Human Rights and Encryption

HLS Cyberlaw Clinic encryption brief anticipated issues in Apple case

Allison Kempf '17 and Vivek Krishnamurthy

Credit: Webb Chappell Last fall, in the Cyberlaw Clinic, Allison Kempf ’17 (left) and Richard Pell ’16 produced a report for Amnesty International on the legal issues surrounding encryption, supervised by Clinical Instructor Vivek Krishnamurthy (right).

While the encryption debate is most often painted as a two-sided battle between law enforcement and technology companies, in truth there are many other stakeholders around the world that are deeply concerned about the widespread implications of regulating encryption in iPhones and other telecommunications devices.

The global human rights organization Amnesty International, for one, has significant concerns about the impact on privacy and free speech should it become easier for governments—foreign and otherwise—to access private communications. Last fall, Amnesty, which is in the process of developing a global policy on the regulation of encryption, reached out to the Cyberlaw Clinic at the Berkman Center for Internet & Society at Harvard Law School for help in understanding the legal landscape and policy debate in the U.S.

For Allison Kempf ’17, who chose HLS in part because of the Cyberlaw Clinic and came to law school with a background in cybersecurity and national security, the timing of the project was ideal. “For the last year, encryption and the ‘going dark’ debate have become really prominent in the public discourse,” says Kempf, who worked on the project during fall semester along with Richard Pell ’16. Although the Obama administration announced it would not seek changes in the law around encryption, “Amnesty’s question is relevant because it’s very possible future administrations will face great pressure to take some sort of action, be it regulatory or legislative,” she says.

“From a human rights perspective, encryption is an empowering tool because people can communicate more freely, especially in places where there are more authoritarian regimes,” says Kempf, who is contemplating a career focusing on national security. While the U.S. government must adhere to a lawful search process, “not all governments abide by the same standards we do, so [Amnesty is] concerned about the privacy of individual users of encrypted technology.”

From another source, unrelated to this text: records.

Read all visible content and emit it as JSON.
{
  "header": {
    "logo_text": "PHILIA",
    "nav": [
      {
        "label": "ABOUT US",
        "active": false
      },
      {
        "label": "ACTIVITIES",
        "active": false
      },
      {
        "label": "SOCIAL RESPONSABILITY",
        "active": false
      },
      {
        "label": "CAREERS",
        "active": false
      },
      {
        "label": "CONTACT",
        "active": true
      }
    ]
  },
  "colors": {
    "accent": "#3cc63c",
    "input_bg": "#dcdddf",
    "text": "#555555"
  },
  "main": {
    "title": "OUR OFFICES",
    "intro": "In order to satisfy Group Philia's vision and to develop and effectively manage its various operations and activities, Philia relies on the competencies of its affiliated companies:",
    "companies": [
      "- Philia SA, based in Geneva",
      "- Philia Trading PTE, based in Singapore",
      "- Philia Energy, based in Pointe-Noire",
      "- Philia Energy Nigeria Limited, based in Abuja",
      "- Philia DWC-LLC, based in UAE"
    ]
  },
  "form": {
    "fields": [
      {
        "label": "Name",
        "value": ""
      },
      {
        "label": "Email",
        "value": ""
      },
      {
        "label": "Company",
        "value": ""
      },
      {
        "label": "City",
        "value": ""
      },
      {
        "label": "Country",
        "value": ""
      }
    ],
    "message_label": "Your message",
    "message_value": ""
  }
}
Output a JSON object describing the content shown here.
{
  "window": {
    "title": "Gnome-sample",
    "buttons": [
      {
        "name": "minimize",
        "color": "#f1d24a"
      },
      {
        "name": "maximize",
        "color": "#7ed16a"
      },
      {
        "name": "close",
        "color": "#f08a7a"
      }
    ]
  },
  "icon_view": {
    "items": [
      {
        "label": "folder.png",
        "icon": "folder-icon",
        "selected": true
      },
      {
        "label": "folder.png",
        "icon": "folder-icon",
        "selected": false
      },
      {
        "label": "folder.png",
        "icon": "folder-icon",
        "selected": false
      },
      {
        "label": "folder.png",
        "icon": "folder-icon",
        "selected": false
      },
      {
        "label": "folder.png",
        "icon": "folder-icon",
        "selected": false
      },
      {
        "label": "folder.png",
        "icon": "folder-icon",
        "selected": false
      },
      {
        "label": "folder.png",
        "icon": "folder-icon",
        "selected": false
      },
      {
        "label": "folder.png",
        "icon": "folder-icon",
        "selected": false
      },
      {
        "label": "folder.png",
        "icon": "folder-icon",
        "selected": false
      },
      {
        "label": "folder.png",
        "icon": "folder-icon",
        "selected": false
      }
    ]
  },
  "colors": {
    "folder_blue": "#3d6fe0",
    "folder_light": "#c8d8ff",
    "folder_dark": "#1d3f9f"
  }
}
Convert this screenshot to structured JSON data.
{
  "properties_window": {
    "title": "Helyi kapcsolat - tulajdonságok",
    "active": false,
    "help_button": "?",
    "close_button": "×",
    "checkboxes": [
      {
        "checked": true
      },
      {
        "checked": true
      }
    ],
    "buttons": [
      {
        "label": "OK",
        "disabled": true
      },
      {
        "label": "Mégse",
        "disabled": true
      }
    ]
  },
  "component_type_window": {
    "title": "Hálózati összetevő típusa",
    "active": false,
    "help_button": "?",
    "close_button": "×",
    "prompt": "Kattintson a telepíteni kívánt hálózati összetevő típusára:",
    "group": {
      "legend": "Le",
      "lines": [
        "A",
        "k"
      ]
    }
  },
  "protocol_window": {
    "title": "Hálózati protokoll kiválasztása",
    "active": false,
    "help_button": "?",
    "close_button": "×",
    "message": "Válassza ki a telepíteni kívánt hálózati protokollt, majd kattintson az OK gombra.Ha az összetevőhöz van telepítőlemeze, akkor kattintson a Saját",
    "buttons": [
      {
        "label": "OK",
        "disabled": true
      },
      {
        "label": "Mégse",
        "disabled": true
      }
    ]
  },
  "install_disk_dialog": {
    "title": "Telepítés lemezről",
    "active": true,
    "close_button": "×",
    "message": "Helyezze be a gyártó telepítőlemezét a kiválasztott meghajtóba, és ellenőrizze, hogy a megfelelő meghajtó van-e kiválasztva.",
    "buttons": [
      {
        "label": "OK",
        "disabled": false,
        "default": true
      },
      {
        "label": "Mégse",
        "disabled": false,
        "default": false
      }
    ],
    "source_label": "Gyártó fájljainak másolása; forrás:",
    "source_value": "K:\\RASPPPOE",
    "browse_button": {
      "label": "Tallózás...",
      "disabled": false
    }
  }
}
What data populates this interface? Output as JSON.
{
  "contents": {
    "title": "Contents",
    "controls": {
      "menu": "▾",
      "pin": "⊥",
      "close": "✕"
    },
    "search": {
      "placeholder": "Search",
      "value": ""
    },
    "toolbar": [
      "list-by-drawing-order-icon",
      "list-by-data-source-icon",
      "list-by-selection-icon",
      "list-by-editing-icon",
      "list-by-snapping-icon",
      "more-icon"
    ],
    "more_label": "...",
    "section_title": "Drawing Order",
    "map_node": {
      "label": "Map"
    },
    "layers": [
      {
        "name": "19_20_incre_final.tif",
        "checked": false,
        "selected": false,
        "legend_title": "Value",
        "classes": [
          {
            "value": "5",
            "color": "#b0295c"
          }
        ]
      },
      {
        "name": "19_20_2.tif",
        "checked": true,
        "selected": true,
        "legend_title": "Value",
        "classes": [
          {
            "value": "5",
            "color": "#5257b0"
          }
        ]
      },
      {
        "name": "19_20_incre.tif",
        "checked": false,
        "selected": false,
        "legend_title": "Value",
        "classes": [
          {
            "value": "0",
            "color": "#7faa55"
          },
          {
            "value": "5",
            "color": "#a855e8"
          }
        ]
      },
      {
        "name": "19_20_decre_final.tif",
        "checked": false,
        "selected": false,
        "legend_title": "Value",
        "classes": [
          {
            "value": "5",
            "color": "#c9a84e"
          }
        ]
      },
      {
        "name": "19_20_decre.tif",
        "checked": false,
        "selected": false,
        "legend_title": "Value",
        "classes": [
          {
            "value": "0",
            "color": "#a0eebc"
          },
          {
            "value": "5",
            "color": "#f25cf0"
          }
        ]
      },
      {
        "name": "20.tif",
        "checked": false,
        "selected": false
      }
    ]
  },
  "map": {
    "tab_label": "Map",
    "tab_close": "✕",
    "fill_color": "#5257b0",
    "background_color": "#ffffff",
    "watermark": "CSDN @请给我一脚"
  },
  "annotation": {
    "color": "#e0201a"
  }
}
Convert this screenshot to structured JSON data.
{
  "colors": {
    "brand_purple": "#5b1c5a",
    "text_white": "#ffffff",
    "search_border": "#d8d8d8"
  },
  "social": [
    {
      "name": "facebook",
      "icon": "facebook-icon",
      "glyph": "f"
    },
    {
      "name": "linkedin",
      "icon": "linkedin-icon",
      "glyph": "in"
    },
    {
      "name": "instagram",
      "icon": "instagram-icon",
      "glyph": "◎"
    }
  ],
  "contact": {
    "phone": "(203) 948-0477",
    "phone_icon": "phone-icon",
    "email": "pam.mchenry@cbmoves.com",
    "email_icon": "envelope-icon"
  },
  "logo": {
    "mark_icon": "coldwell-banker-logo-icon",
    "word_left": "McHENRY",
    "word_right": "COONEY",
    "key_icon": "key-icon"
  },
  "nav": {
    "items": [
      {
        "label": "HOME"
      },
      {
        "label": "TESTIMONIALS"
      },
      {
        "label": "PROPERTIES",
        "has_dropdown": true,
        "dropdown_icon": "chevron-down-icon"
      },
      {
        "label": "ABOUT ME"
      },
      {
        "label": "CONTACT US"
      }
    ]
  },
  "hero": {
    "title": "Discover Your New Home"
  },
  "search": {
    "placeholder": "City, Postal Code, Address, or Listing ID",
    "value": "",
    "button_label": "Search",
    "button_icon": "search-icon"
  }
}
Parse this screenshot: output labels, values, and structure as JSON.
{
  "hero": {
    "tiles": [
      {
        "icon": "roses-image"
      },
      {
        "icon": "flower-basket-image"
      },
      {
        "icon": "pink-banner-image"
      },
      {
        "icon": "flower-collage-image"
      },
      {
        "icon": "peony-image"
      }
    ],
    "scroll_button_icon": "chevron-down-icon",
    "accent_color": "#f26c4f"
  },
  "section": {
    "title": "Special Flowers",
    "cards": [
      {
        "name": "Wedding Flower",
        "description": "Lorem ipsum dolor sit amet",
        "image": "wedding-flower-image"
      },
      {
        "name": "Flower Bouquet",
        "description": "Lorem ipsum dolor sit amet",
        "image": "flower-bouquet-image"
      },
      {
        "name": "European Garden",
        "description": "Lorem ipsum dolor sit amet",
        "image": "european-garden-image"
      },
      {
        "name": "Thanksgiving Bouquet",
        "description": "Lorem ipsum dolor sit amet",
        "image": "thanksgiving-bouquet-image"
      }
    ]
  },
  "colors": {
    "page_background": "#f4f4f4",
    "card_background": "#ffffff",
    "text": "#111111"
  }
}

Under the supervision of Vivek Krishnamurthy, a clinical instructor whose work focuses on understanding the human rights impacts of new technologies, the students produced a substantial memorandum that identified legal and constitutional issues. “The project required our students to consider the issues around encryption from multiple points of view, as there are no easy or right answers around these issues,” he says, adding, “Our work for Amnesty anticipated many of the issues that have surfaced in the Apple case.”

Amnesty was very happy with their work, says Kempf, who continued at the clinic this spring working on a project related to cloud computing. “I was really excited to get such positive feedback, and I’m looking forward to seeing how they use it in the future.”